Wednesday, March 07, 2012

General's Row & GWU: The 2000 Block of G Street, NW

2033 G Street, NW
Many Washingtonians are familiar with “General’s Row” located on Ft. McNair in Southwest Washington, but the 200 block of G Street, NW was also home to numerous high ranking Military leaders from the 1860s to the 1920s.  While much of the block has been torn down, and now sits in the middle of The George Washington University campus, several of the once grand homes still exist today that offer clues to what was once an elegant tree lined street. 

The nine houses located between 2014 and 2030 G Street were built between 1872 and 1873.  The house at 2028 G Street that remains today was sold upon its completion to Gustavus Hall Scott, who had been born on July 13, 1812 in Mulberry Hill, Fairfax, Virginia.  Scott had a long and distinguished military career, first entering the navy as midshipman at the age of seventeen, on August 1, 1828. 
The De Soto

2028 G Street, NW
He rose in rank to Commander on December 27, 1856, and Union Captain on November 4, 1863, in charge of steamer De Soto which captured several Civil War blockade runners in 1864.  He became a Rear Admiral on February 14, 1873 when his wife moved into the house at 2028 G Street, NW.  Scott then served as the Commander-in-Chief of the North Atlantic squadron until June, 13, 1874, when he was retired, having reached the age of sixty-two years. 

Marcus Wright
After his death in 1882, his widow leased 2028 G Street to a Confederate Brigadier General Marcus J. Wright (1831-1922).  A native of Tennessee, Wright was a lawyer, clerk of court, and sheriff in Memphis before serving in the Confederate army, where he was assistant adjutant general on Cheatham’s staff, regiment commander, military governor, brigade commander, and post commander. 

The corner house at 2033 G Street that still exists today was the long time home of US Navy Lt. Maxwell Woodhull and his wife Ellen beginning about 1860.  He died unexpectedly during the Civil War from an accidental gun discharge during a salute.  His widow lived at the house until her death in 1895, and their son, General Maxwell Woodhull (1843-1921) lived there for the next several decades.   

The Relocation of The George Washington University to Foggy Bottom    

Maxwell Woodhull
General Maxwell van Zandt Woodhull was largely responsible for bringing The George Washington University to its present location from a prior campus atop Meridian Hill.  After his election as a trustee in 1911, he began a campaign to influence the school to move its operations to a rented building at 2023 G Street.

Jessie Fant Evans, writing in the Washington Post in 1935, stated: “It was undoubtedly Gen. Woodhull's influence that was responsible for the University's removal to its present site in the G Street area.” In 1912, the University took up the option to purchase that building, and began renting other houses in the immediate area.

For the last ten years of Woodhull's life, the campus bordered on the edge of his property, placing him into the daily university activities.

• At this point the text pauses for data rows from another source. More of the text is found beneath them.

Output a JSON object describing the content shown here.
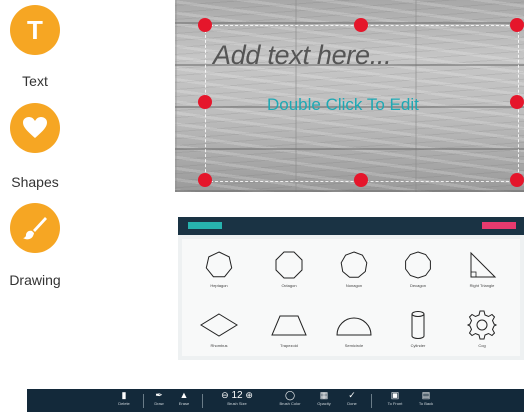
{
  "tools": [
    {
      "label": "Text",
      "icon": "text-icon"
    },
    {
      "label": "Shapes",
      "icon": "heart-icon"
    },
    {
      "label": "Drawing",
      "icon": "brush-icon"
    }
  ],
  "canvas": {
    "placeholder_text": "Add text here...",
    "hint_text": "Double Click To Edit",
    "handle_color": "#e5162b",
    "hint_color": "#1ea9b4"
  },
  "shapes_panel": {
    "left_button_color": "#27b3ae",
    "right_button_color": "#e83a6e",
    "shapes": [
      {
        "label": "Heptagon",
        "icon": "heptagon-icon"
      },
      {
        "label": "Octagon",
        "icon": "octagon-icon"
      },
      {
        "label": "Nonagon",
        "icon": "nonagon-icon"
      },
      {
        "label": "Decagon",
        "icon": "decagon-icon"
      },
      {
        "label": "Right Triangle",
        "icon": "right-triangle-icon"
      },
      {
        "label": "Rhombus",
        "icon": "rhombus-icon"
      },
      {
        "label": "Trapezoid",
        "icon": "trapezoid-icon"
      },
      {
        "label": "Semicircle",
        "icon": "semicircle-icon"
      },
      {
        "label": "Cylinder",
        "icon": "cylinder-icon"
      },
      {
        "label": "Cog",
        "icon": "cog-icon"
      }
    ]
  },
  "toolbar": {
    "delete": "Delete",
    "draw": "Draw",
    "erase": "Erase",
    "brush_size_value": "12",
    "brush_size_label": "Brush Size",
    "brush_color": "Brush Color",
    "opacity": "Opacity",
    "done": "Done",
    "to_front": "To Front",
    "to_back": "To Back"
  }
}
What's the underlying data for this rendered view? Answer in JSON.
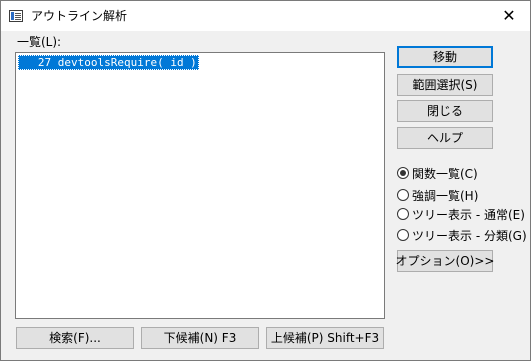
{
  "window": {
    "title": "アウトライン解析",
    "close_glyph": "✕"
  },
  "list": {
    "label": "一覧(L):",
    "items": [
      {
        "text": "   27 devtoolsRequire( id )"
      }
    ]
  },
  "buttons": {
    "move": "移動",
    "select_range": "範囲選択(S)",
    "close": "閉じる",
    "help": "ヘルプ",
    "options": "オプション(O)>>",
    "search": "検索(F)...",
    "next_candidate": "下候補(N) F3",
    "prev_candidate": "上候補(P) Shift+F3"
  },
  "radios": [
    {
      "label": "関数一覧(C)",
      "checked": true
    },
    {
      "label": "強調一覧(H)",
      "checked": false
    },
    {
      "label": "ツリー表示 - 通常(E)",
      "checked": false
    },
    {
      "label": "ツリー表示 - 分類(G)",
      "checked": false
    }
  ],
  "icons": {
    "app": "outline-app-icon",
    "close": "close-icon"
  },
  "colors": {
    "selection": "#0078d7",
    "default_button_border": "#0078d7"
  }
}
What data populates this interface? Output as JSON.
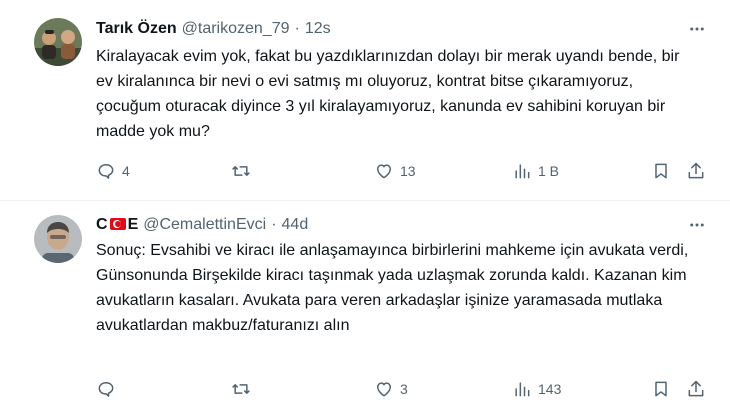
{
  "tweets": [
    {
      "name": "Tarık Özen",
      "handle": "@tarikozen_79",
      "separator": "·",
      "time": "12s",
      "text": "Kiralayacak evim yok, fakat bu yazdıklarınızdan dolayı bir merak uyandı bende, bir ev kiralanınca bir nevi o evi satmış mı oluyoruz, kontrat bitse çıkaramıyoruz, çocuğum oturacak diyince 3 yıl kiralayamıyoruz, kanunda ev sahibini koruyan bir madde yok mu?",
      "replies": "4",
      "retweets": "",
      "likes": "13",
      "views": "1 B"
    },
    {
      "name_part1": "C",
      "name_part2": "E",
      "name_emoji": "turkish-flag",
      "handle": "@CemalettinEvci",
      "separator": "·",
      "time": "44d",
      "text": "Sonuç: Evsahibi ve kiracı ile anlaşamayınca birbirlerini mahkeme için avukata verdi, Günsonunda Birşekilde kiracı taşınmak yada uzlaşmak zorunda kaldı. Kazanan kim avukatların kasaları. Avukata para veren arkadaşlar işinize yaramasada mutlaka avukatlardan makbuz/faturanızı alın",
      "replies": "",
      "retweets": "",
      "likes": "3",
      "views": "143"
    }
  ],
  "icons": {
    "reply": "reply-icon",
    "retweet": "retweet-icon",
    "like": "heart-icon",
    "views": "views-icon",
    "bookmark": "bookmark-icon",
    "share": "share-icon",
    "more": "more-icon"
  },
  "colors": {
    "text": "#0f1419",
    "secondary": "#536471",
    "divider": "#eff3f4",
    "flag_red": "#e30a17"
  }
}
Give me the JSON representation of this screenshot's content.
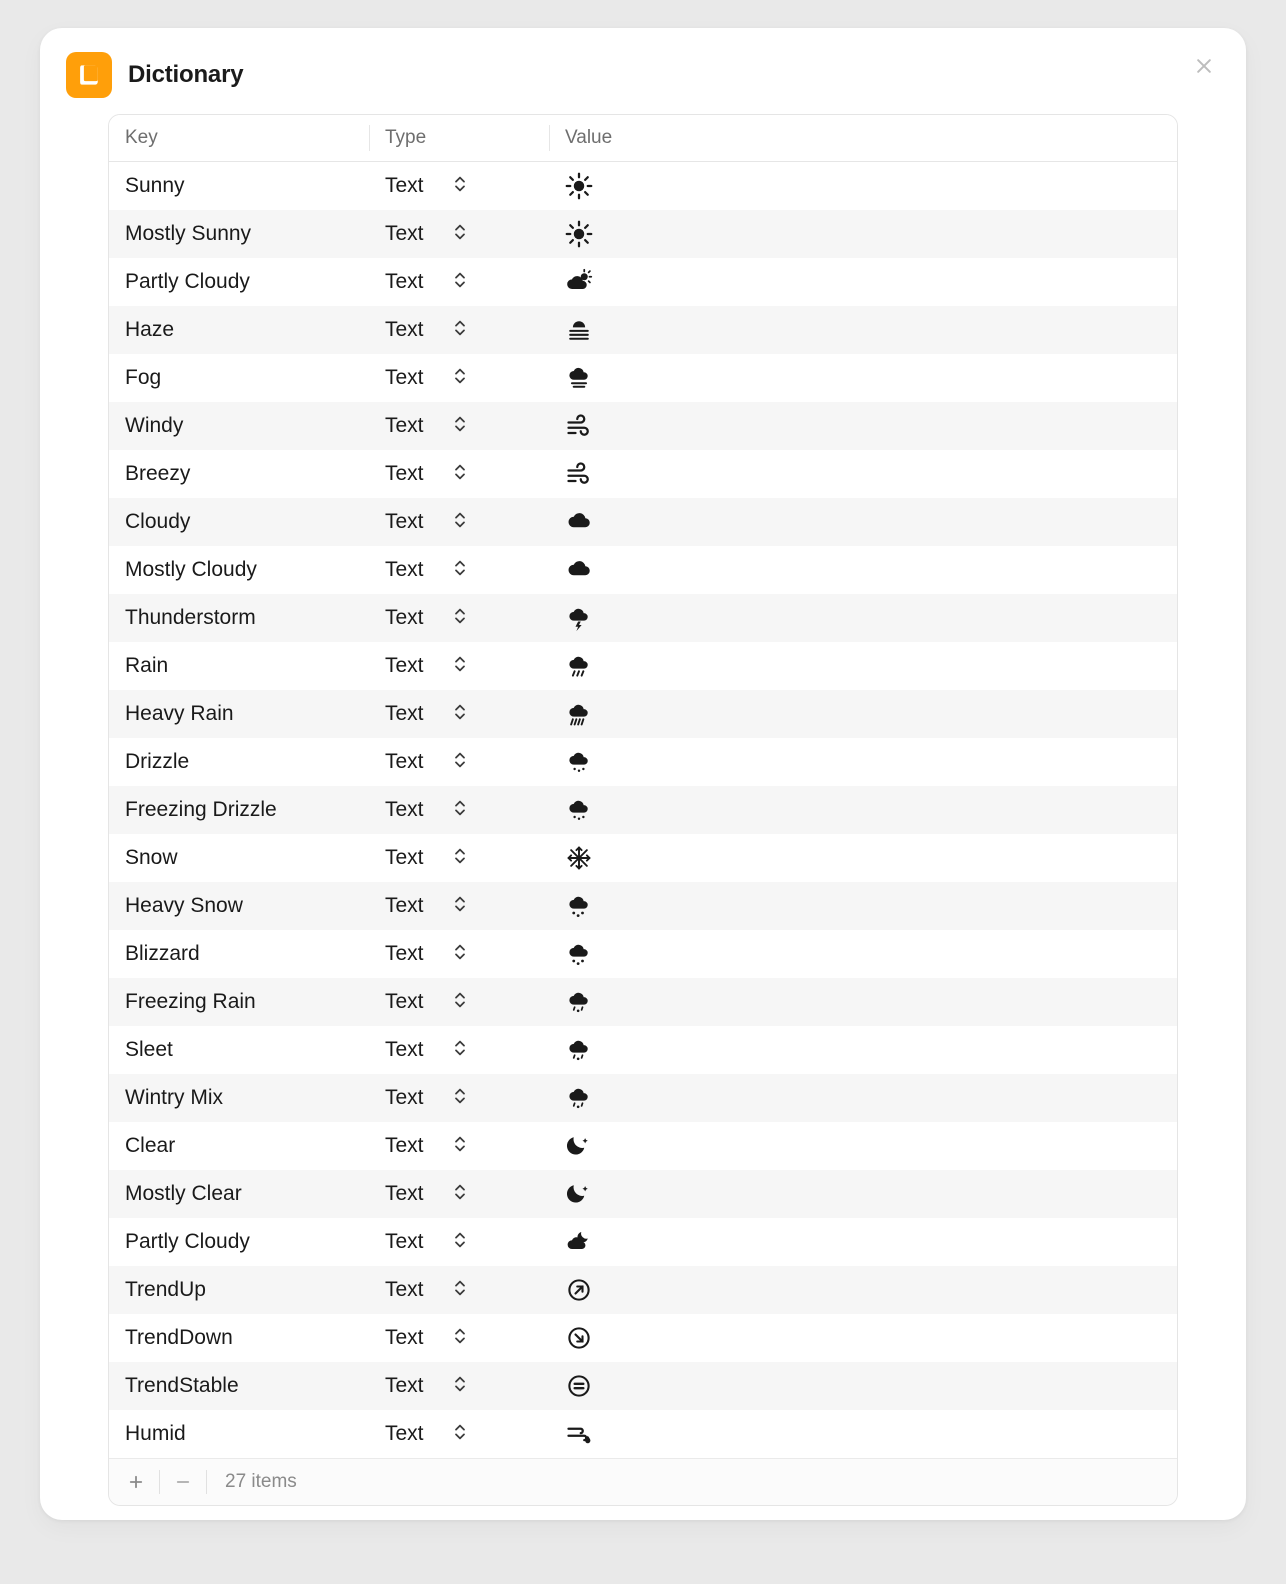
{
  "title": "Dictionary",
  "columns": {
    "key": "Key",
    "type": "Type",
    "value": "Value"
  },
  "typeLabel": "Text",
  "footer": {
    "items_label": "27 items"
  },
  "rows": [
    {
      "key": "Sunny",
      "type": "Text",
      "icon": "sun"
    },
    {
      "key": "Mostly Sunny",
      "type": "Text",
      "icon": "sun"
    },
    {
      "key": "Partly Cloudy",
      "type": "Text",
      "icon": "cloud-sun"
    },
    {
      "key": "Haze",
      "type": "Text",
      "icon": "haze"
    },
    {
      "key": "Fog",
      "type": "Text",
      "icon": "fog"
    },
    {
      "key": "Windy",
      "type": "Text",
      "icon": "wind"
    },
    {
      "key": "Breezy",
      "type": "Text",
      "icon": "wind"
    },
    {
      "key": "Cloudy",
      "type": "Text",
      "icon": "cloud"
    },
    {
      "key": "Mostly Cloudy",
      "type": "Text",
      "icon": "cloud"
    },
    {
      "key": "Thunderstorm",
      "type": "Text",
      "icon": "cloud-bolt"
    },
    {
      "key": "Rain",
      "type": "Text",
      "icon": "cloud-rain"
    },
    {
      "key": "Heavy Rain",
      "type": "Text",
      "icon": "cloud-heavy-rain"
    },
    {
      "key": "Drizzle",
      "type": "Text",
      "icon": "cloud-drizzle"
    },
    {
      "key": "Freezing Drizzle",
      "type": "Text",
      "icon": "cloud-drizzle"
    },
    {
      "key": "Snow",
      "type": "Text",
      "icon": "snowflake"
    },
    {
      "key": "Heavy Snow",
      "type": "Text",
      "icon": "cloud-snow"
    },
    {
      "key": "Blizzard",
      "type": "Text",
      "icon": "cloud-snow"
    },
    {
      "key": "Freezing Rain",
      "type": "Text",
      "icon": "cloud-sleet"
    },
    {
      "key": "Sleet",
      "type": "Text",
      "icon": "cloud-sleet"
    },
    {
      "key": "Wintry Mix",
      "type": "Text",
      "icon": "cloud-sleet"
    },
    {
      "key": "Clear",
      "type": "Text",
      "icon": "moon"
    },
    {
      "key": "Mostly Clear",
      "type": "Text",
      "icon": "moon"
    },
    {
      "key": "Partly Cloudy",
      "type": "Text",
      "icon": "cloud-moon"
    },
    {
      "key": "TrendUp",
      "type": "Text",
      "icon": "arrow-up-circle"
    },
    {
      "key": "TrendDown",
      "type": "Text",
      "icon": "arrow-down-circle"
    },
    {
      "key": "TrendStable",
      "type": "Text",
      "icon": "equal-circle"
    },
    {
      "key": "Humid",
      "type": "Text",
      "icon": "humidity"
    }
  ]
}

He was known n as a man of unusual appearance and strict military etiquette.  Evans described him:

2033 G Street in the 1940s.
“Nearly six feet tall, the general was exceedingly erect, with a very florid complexion. He wore the Burnside style of whiskers. During his later years he always carried a gold-headed black ebony cane upon which he was accustomed to rest his clasped hands as he sat expounding his convictions or giving forth instructions. His gray, square-topped derby with its broad black band was a familiar sight in the neighborhood. Utterly unconcerned with changing fashions, the general at periodic intervals supplanted the old derby with a new one made precisely like its predecessors from a hat form which had been fashioned exclusively for him by his hatter.”

Legends of Woodhull's interaction with University students abounded.  Evans related stories of errant scholars “being summarily ‘brought to time’ by the General for some infraction of university regulations which he had witnessed in his progress up G Street.

2033 G Street today
The General invariably handled these situations himself, cane in hand, without resort to university officials....” Beyond this personal interest in the school, his continuing financial support, and his participation in the direction of the University's policies, Woodhull played a critical role in 1915, organizing a student artillery corps that kept the University's enrollment intact during the war.”

The George Washington University built an engineering laboratory at the rear of 2023 G Street in 1913, and a library at 2021 G Street beginning in January of 1939, designed by architect Waldron Faulkner and built at a cost of $250,000.  Many of the former General’s homes in the block now serve as fraternity and sorority houses.        

1 comment:

Todd Berkoff said...

I believe Secretary of State William Seward lived in 2033 G Street for a short time after the war too. There is a plaque--you can see it to the right of the entrance in the last photo-explaining Seward's connection to the house.

General Henry Hunt, famed artillery officer in the Army of the Potomac also lived on G Street, and as of 2006 when I last checked, the house was still there. Also the Commissary General of Prisoners Office was located in what is now he Alumni House on F Street. A beautiful house today.